This guide covers basic aspects on how to use Firebase in your plugins. For a complete reference or tutorials, checkout the links in the bottom of this page.
After creating an app in Firebase, go to the settings section in the Developer Tools and save the URL and secret of your Firebase app. To initialize Firebase from your plugin frontend, inject the $firebase service in the controllers, services, factories or directives signature, create a reference to your Firebase URL and assign it to the scope:
Adding data to a list
The $add method takes a single argument of any type. It will append this value as a member of a list.
Adding or Updating keys
The $update method takes a single argument of any type. It will append or update existing keys.
The $remove method takes a single optional argument, a key. If a key is provided, this method will remove the child referenced by that key.
To get advantage of the already logged in user in Zengine and authenticate this same user in Firebase, you need to use the custom login method, this method uses a JWT token instead of a username and password.
You can get a token to authenticate the current user in Firebase by fetching your plugin data using the Data factory. The response will contain a firebaseAuthToken attribute, which is generated using the Firebase secret that you set in your “Plugin Settings”.
The example below demonstrates how you can fetch the current plugin and user data from Zengine API, and then use it to connect to Firebase.
Using the Firebase dashboard, you can setup security rules to define when your data can be read from and written to.
The workspaces object contains all of the workspaces the currently authenticated user is a member of, where each key is the workspace id and the corresponding value is the user’s role in that workspace.
Now we’ll show how you can use this auth variable in your security rules. In the example below, the reference https://<my-firebase>.firebaseio.com/preferences/<user-id> is a list of preferences of a specific user id. The rules below allow read and write access only if the currently authenticated user id matches the <user-id>.
Another example is restricting read access to any user belonging to the workspace and write access to workspace owners, assuming the following reference to https://<my-firebase>.firebaseio.com/preferences/<workspace-id>
When using the znFirebase wrapper with a Backend service, znFirebase will automatically authenticate and the following data will be available with the auth variable in your security rules, assuming the request was made to a backend service at https://plugins.zenginehq.com/workspaces/1/testBackendService/testRoute:
Similar to the authentication data from the frontend, the auth data from the backend contains a workspaces object. However, for backend service Firebase authentication, the workspaces object contains a single key-value pair: the workspace id which the backend service request was made against and the value server.
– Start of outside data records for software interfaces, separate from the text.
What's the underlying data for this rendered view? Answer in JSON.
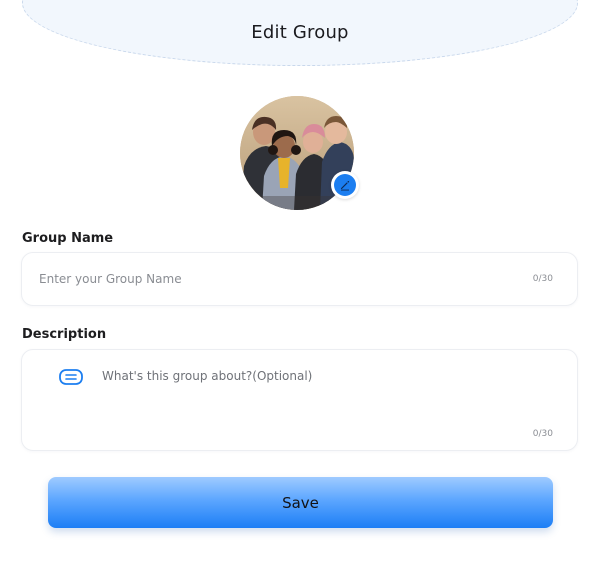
{
  "header": {
    "title": "Edit Group"
  },
  "avatar": {
    "edit_icon": "pencil-icon"
  },
  "group_name": {
    "label": "Group Name",
    "value": "",
    "placeholder": "Enter your Group Name",
    "counter": "0/30"
  },
  "description": {
    "label": "Description",
    "icon": "message-lines-icon",
    "value": "",
    "placeholder": "What's this group about?(Optional)",
    "counter": "0/30"
  },
  "save": {
    "label": "Save"
  },
  "colors": {
    "accent": "#1c7ef0",
    "header_bg": "#f2f7fd"
  }
}
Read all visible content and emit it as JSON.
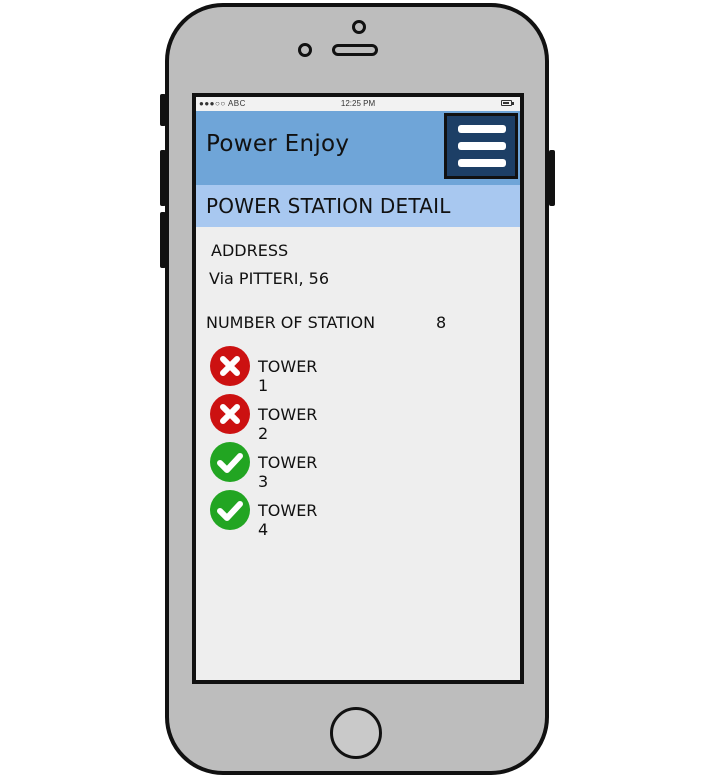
{
  "status_bar": {
    "carrier": "●●●○○ ABC",
    "time": "12:25 PM"
  },
  "app": {
    "title": "Power Enjoy",
    "menu_icon": "hamburger-menu-icon"
  },
  "page": {
    "header": "POWER STATION DETAIL"
  },
  "details": {
    "address_label": "ADDRESS",
    "address_value": "Via PITTERI, 56",
    "stations_label": "NUMBER OF STATION",
    "stations_value": "8"
  },
  "towers": [
    {
      "name": "TOWER 1",
      "status": "unavailable",
      "icon": "x-circle-icon",
      "color": "#cc1111"
    },
    {
      "name": "TOWER 2",
      "status": "unavailable",
      "icon": "x-circle-icon",
      "color": "#cc1111"
    },
    {
      "name": "TOWER 3",
      "status": "available",
      "icon": "check-circle-icon",
      "color": "#22a522"
    },
    {
      "name": "TOWER 4",
      "status": "available",
      "icon": "check-circle-icon",
      "color": "#22a522"
    }
  ],
  "colors": {
    "appbar": "#6fa5d8",
    "subheader": "#a8c8f0",
    "menu_button": "#1d3f66",
    "screen_bg": "#eeeeee",
    "phone_body": "#bdbdbd"
  }
}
With this, you can extend your security rules to also allow backend service access. We will expand on the previous example to also allow read and write access to backend services: